Excerpts from an interface dataset
*** Block opens ***
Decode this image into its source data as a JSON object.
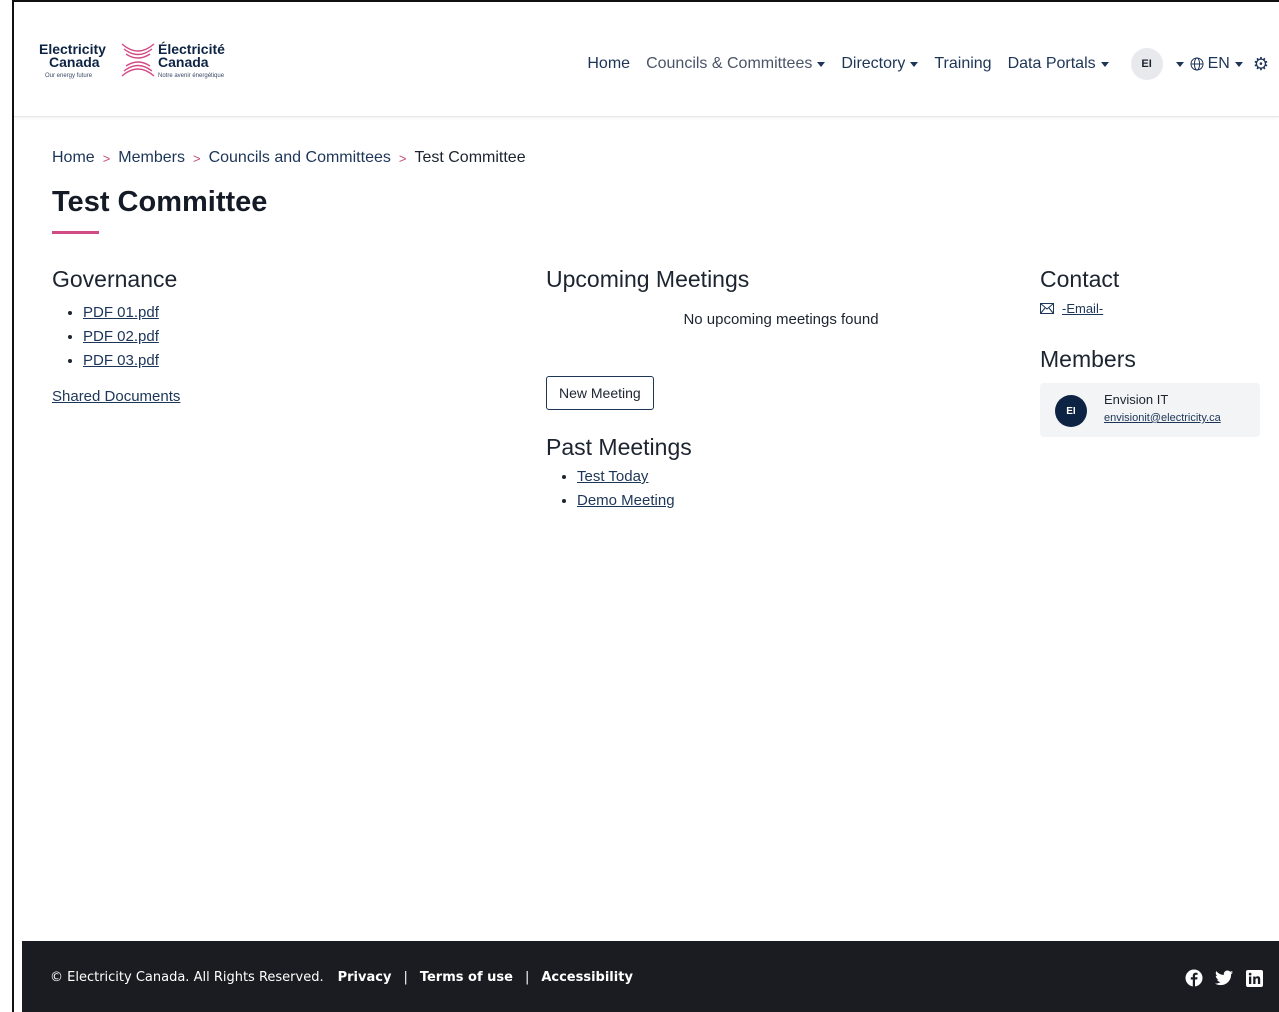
{
  "brand": {
    "name_en_1": "Electricity",
    "name_en_2": "Canada",
    "name_fr_1": "Électricité",
    "name_fr_2": "Canada",
    "tagline_en": "Our energy future",
    "tagline_fr": "Notre avenir énergétique",
    "accent_color": "#d24b86",
    "navy_color": "#0d2344"
  },
  "nav": {
    "home": "Home",
    "councils": "Councils & Committees",
    "directory": "Directory",
    "training": "Training",
    "data_portals": "Data Portals",
    "user_initials": "EI",
    "language": "EN",
    "settings_icon": "gear-icon",
    "globe_icon": "globe-icon"
  },
  "breadcrumb": {
    "items": [
      "Home",
      "Members",
      "Councils and Committees"
    ],
    "current": "Test Committee",
    "separator": ">"
  },
  "page": {
    "title": "Test Committee"
  },
  "governance": {
    "heading": "Governance",
    "documents": [
      "PDF 01.pdf",
      "PDF 02.pdf",
      "PDF 03.pdf"
    ],
    "shared_documents": "Shared Documents"
  },
  "meetings": {
    "upcoming_heading": "Upcoming Meetings",
    "no_upcoming": "No upcoming meetings found",
    "new_meeting_button": "New Meeting",
    "past_heading": "Past Meetings",
    "past": [
      "Test Today",
      "Demo Meeting"
    ]
  },
  "contact": {
    "heading": "Contact",
    "email_label": "-Email-",
    "email_icon": "mail-icon"
  },
  "members": {
    "heading": "Members",
    "list": [
      {
        "initials": "EI",
        "name": "Envision IT",
        "email": "envisionit@electricity.ca"
      }
    ]
  },
  "footer": {
    "copyright": "© Electricity Canada. All Rights Reserved.",
    "privacy": "Privacy",
    "terms": "Terms of use",
    "accessibility": "Accessibility",
    "separator": "|",
    "social_icons": [
      "facebook-icon",
      "twitter-icon",
      "linkedin-icon"
    ],
    "background": "#1a1c22"
  }
}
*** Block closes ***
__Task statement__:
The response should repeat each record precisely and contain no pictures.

__Solution to the exercise__:
Decode this image into its source data as a JSON object.
{
  "brand": {
    "name_en_1": "Electricity",
    "name_en_2": "Canada",
    "name_fr_1": "Électricité",
    "name_fr_2": "Canada",
    "tagline_en": "Our energy future",
    "tagline_fr": "Notre avenir énergétique",
    "accent_color": "#d24b86",
    "navy_color": "#0d2344"
  },
  "nav": {
    "home": "Home",
    "councils": "Councils & Committees",
    "directory": "Directory",
    "training": "Training",
    "data_portals": "Data Portals",
    "user_initials": "EI",
    "language": "EN",
    "settings_icon": "gear-icon",
    "globe_icon": "globe-icon"
  },
  "breadcrumb": {
    "items": [
      "Home",
      "Members",
      "Councils and Committees"
    ],
    "current": "Test Committee",
    "separator": ">"
  },
  "page": {
    "title": "Test Committee"
  },
  "governance": {
    "heading": "Governance",
    "documents": [
      "PDF 01.pdf",
      "PDF 02.pdf",
      "PDF 03.pdf"
    ],
    "shared_documents": "Shared Documents"
  },
  "meetings": {
    "upcoming_heading": "Upcoming Meetings",
    "no_upcoming": "No upcoming meetings found",
    "new_meeting_button": "New Meeting",
    "past_heading": "Past Meetings",
    "past": [
      "Test Today",
      "Demo Meeting"
    ]
  },
  "contact": {
    "heading": "Contact",
    "email_label": "-Email-",
    "email_icon": "mail-icon"
  },
  "members": {
    "heading": "Members",
    "list": [
      {
        "initials": "EI",
        "name": "Envision IT",
        "email": "envisionit@electricity.ca"
      }
    ]
  },
  "footer": {
    "copyright": "© Electricity Canada. All Rights Reserved.",
    "privacy": "Privacy",
    "terms": "Terms of use",
    "accessibility": "Accessibility",
    "separator": "|",
    "social_icons": [
      "facebook-icon",
      "twitter-icon",
      "linkedin-icon"
    ],
    "background": "#1a1c22"
  }
}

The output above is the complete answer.